From IWU Magazine, Winter 2013-14 edition
In Their Own Words
A book by Jim Dohren '66 lets readers walk in the shoes of Civil War soldiers.
By SARAH (ZELLER) JULIAN '07
The above photo graces the cover of Dohren’s book, which vividly depicts the lives
of Civil War soldiers in their own words.
Retired history teacher
Jim Dohren ’66
is still working to make history come alive for those around him.
After receiving a collection of letters written during the Civil War from a family
member, Dohren spent several years studying and researching the correspondence. In
September, he released
Letters from a Shoebox: The Civil War Correspondence of John Huffman, David Huffman
and William Bowman
through Sunbury Press.
Dohren and his wife
reside in Downers Grove, Ill., where he spent most of his education career teaching
American history and government to junior high and middle school students.
The book includes 22 transcribed letters in addition to context and meaning behind
their words. The letters offer insights into the daily life of military campaigns
and life on the home front. In addition to letters from three soldiers writing home,
the book includes correspondence from five young women who anxiously await news from
While compiling his book, “I became more and more attached to the writers, so that
by the time I completed my manuscript I had become quite fond of them, wishing in
some magic way I could meet them,” Dohren said.
Brothers John and David Huffman, schoolteachers who enlisted in the 85th Indiana Volunteer
Infantry, eventually join the Army of the Cumberland and Sherman’s March to the Sea,
writing letters from places along the march. William Bowman, who enlisted in Ohio’s
126th, is an orphan farm boy who joins The Army of the Potomac and is captured during
battle, spending months in Confederate prisons.
The replies from home are written by the Huffman brothers’ sisters, sister-in-law
and a young friend. They are filled with concern for the soldiers, plus news of sickness
and death, joys and sorrows, romance and other poignant activities of everyday life.
The letters revealed some surprises for Dohren. He discovered a child born out of
wedlock, a topic often skirted around by the letter writers, which he confirmed in
a U.S. Census document listing the child as “illegitimate.” In addition, he realized

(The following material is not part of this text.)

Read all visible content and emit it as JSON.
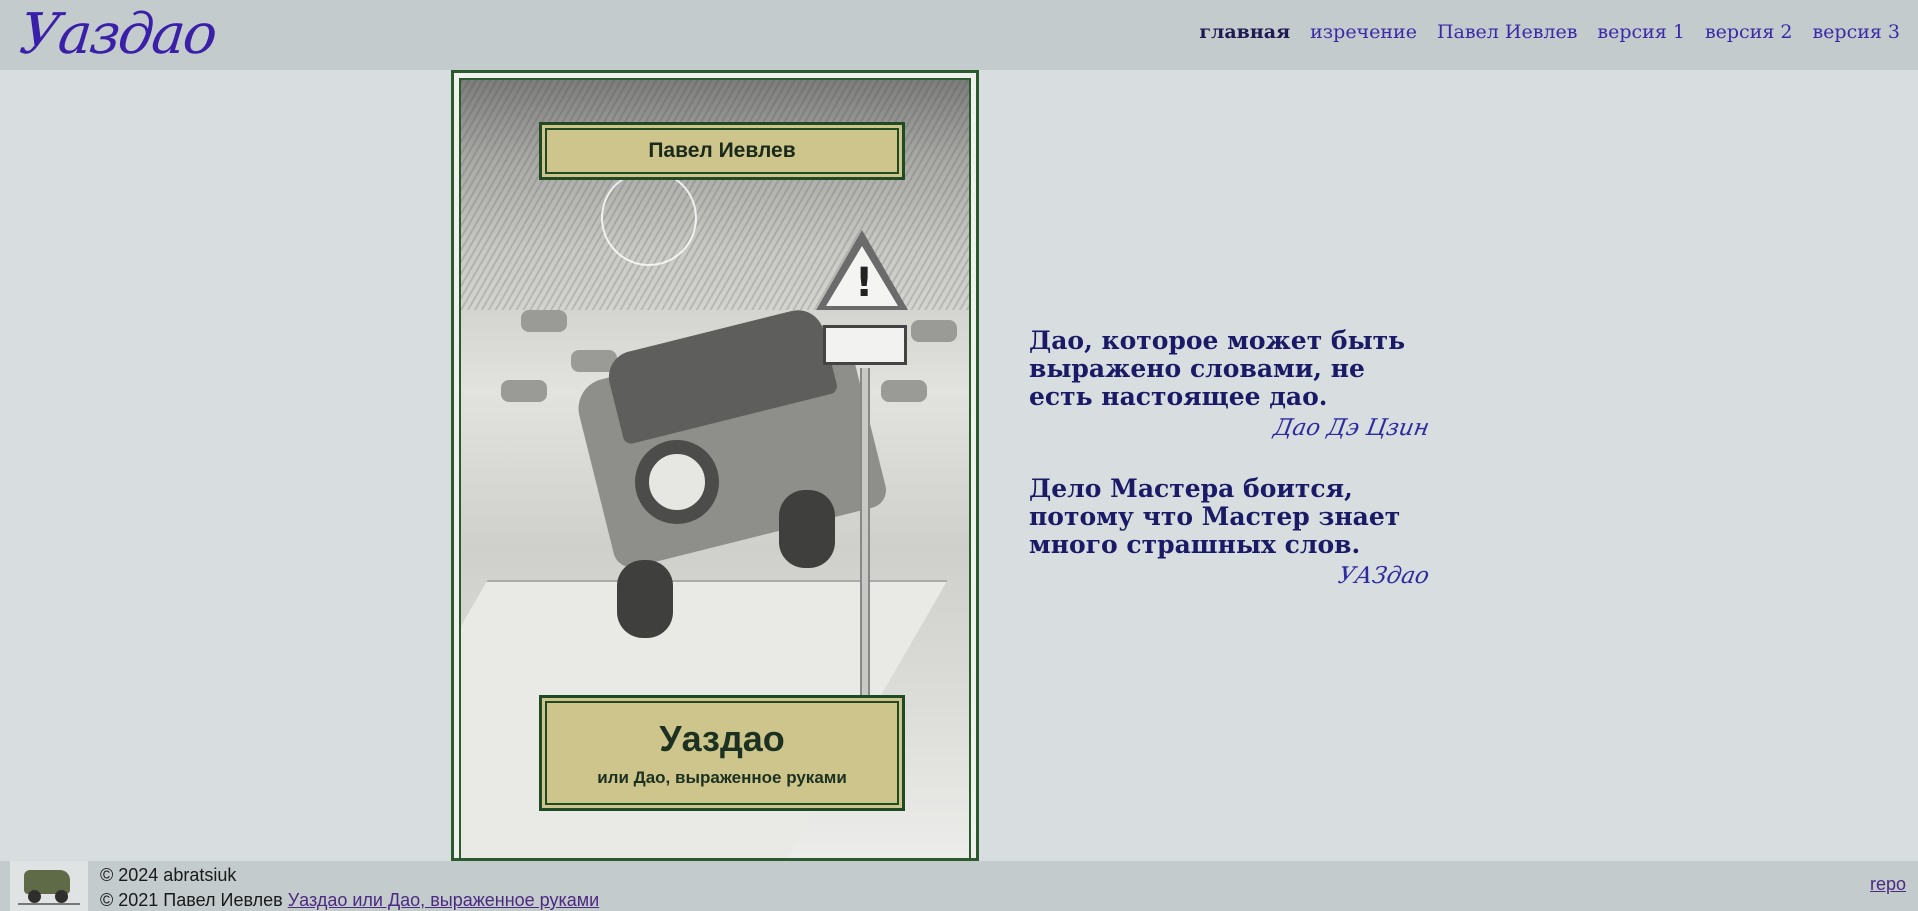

the camp where Bowman was imprisoned was the infamous Andersonville Prison, where
wounded and starving prisoners suffered in inhumane conditions. “I can still remember
the visceral shock to learn this. I’d known about Andersonville Prison for decades,
of course, as most Americans who know about the Civil War do,” he said. “Through the
reading of his disability pension records, I learned that William was never the same
Although he’s worked on and off with the project for about 30 years, the letters remained
fascinating, Dohren said. “No matter how many times, and it has to be dozens, I re-read
the letters and my transcriptions, edited my work and did more research, the letters
never became tedious or repetitive nor the characters stale,” he said. “Each time
I uncovered some new facts, some different thoughts, some additional nuances in the
letters and the research, even in the letter writers themselves.”